++++ Records for the exercise
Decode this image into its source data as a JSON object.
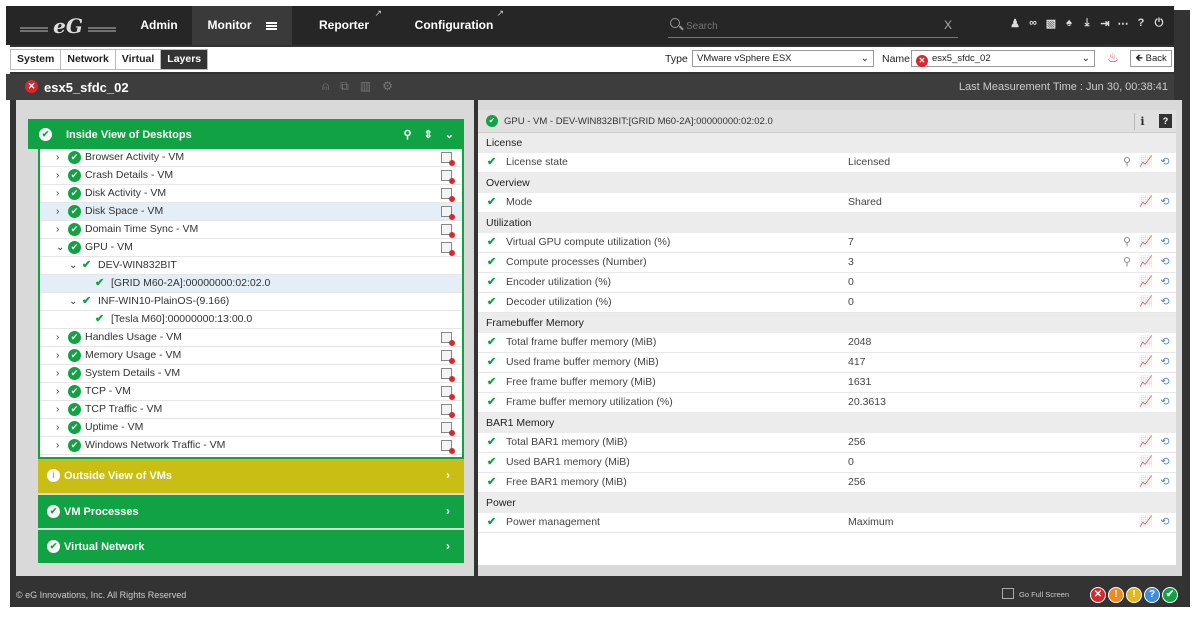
{
  "nav": {
    "logo": "eG",
    "items": [
      {
        "label": "Admin"
      },
      {
        "label": "Monitor"
      },
      {
        "label": "Reporter"
      },
      {
        "label": "Configuration"
      }
    ],
    "search_placeholder": "Search",
    "search_clear": "X"
  },
  "subbar": {
    "view_tabs": [
      "System",
      "Network",
      "Virtual",
      "Layers"
    ],
    "active_tab": "Layers",
    "type_label": "Type",
    "type_value": "VMware vSphere ESX",
    "name_label": "Name",
    "name_value": "esx5_sfdc_02",
    "back_label": "Back"
  },
  "component": {
    "name": "esx5_sfdc_02",
    "last_measurement": "Last Measurement Time : Jun 30, 00:38:41"
  },
  "left": {
    "inside_title": "Inside View of Desktops",
    "tests": [
      {
        "label": "Browser Activity - VM"
      },
      {
        "label": "Crash Details - VM"
      },
      {
        "label": "Disk Activity - VM"
      },
      {
        "label": "Disk Space - VM"
      },
      {
        "label": "Domain Time Sync - VM"
      },
      {
        "label": "GPU - VM"
      },
      {
        "label": "DEV-WIN832BIT"
      },
      {
        "label": "[GRID M60-2A]:00000000:02:02.0"
      },
      {
        "label": "INF-WIN10-PlainOS-(9.166)"
      },
      {
        "label": "[Tesla M60]:00000000:13:00.0"
      },
      {
        "label": "Handles Usage - VM"
      },
      {
        "label": "Memory Usage - VM"
      },
      {
        "label": "System Details - VM"
      },
      {
        "label": "TCP - VM"
      },
      {
        "label": "TCP Traffic - VM"
      },
      {
        "label": "Uptime - VM"
      },
      {
        "label": "Windows Network Traffic - VM"
      }
    ],
    "outside_title": "Outside View of VMs",
    "processes_title": "VM Processes",
    "network_title": "Virtual Network"
  },
  "right": {
    "header": "GPU - VM - DEV-WIN832BIT:[GRID M60-2A]:00000000:02:02.0",
    "groups": [
      {
        "title": "License",
        "rows": [
          {
            "name": "License state",
            "value": "Licensed"
          }
        ]
      },
      {
        "title": "Overview",
        "rows": [
          {
            "name": "Mode",
            "value": "Shared"
          }
        ]
      },
      {
        "title": "Utilization",
        "rows": [
          {
            "name": "Virtual GPU compute utilization (%)",
            "value": "7"
          },
          {
            "name": "Compute processes (Number)",
            "value": "3"
          },
          {
            "name": "Encoder utilization (%)",
            "value": "0"
          },
          {
            "name": "Decoder utilization (%)",
            "value": "0"
          }
        ]
      },
      {
        "title": "Framebuffer Memory",
        "rows": [
          {
            "name": "Total frame buffer memory (MiB)",
            "value": "2048"
          },
          {
            "name": "Used frame buffer memory (MiB)",
            "value": "417"
          },
          {
            "name": "Free frame buffer memory (MiB)",
            "value": "1631"
          },
          {
            "name": "Frame buffer memory utilization (%)",
            "value": "20.3613"
          }
        ]
      },
      {
        "title": "BAR1 Memory",
        "rows": [
          {
            "name": "Total BAR1 memory (MiB)",
            "value": "256"
          },
          {
            "name": "Used BAR1 memory (MiB)",
            "value": "0"
          },
          {
            "name": "Free BAR1 memory (MiB)",
            "value": "256"
          }
        ]
      },
      {
        "title": "Power",
        "rows": [
          {
            "name": "Power management",
            "value": "Maximum"
          }
        ]
      }
    ]
  },
  "footer": {
    "copyright": "© eG Innovations, Inc. All Rights Reserved",
    "fullscreen": "Go Full Screen"
  },
  "colors": {
    "ok_green": "#11a243",
    "warn_yellow": "#c8be14",
    "critical_red": "#d7282d"
  }
}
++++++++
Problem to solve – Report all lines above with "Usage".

Solution –
        "label": "Handles Usage - VM"
        "label": "Memory Usage - VM"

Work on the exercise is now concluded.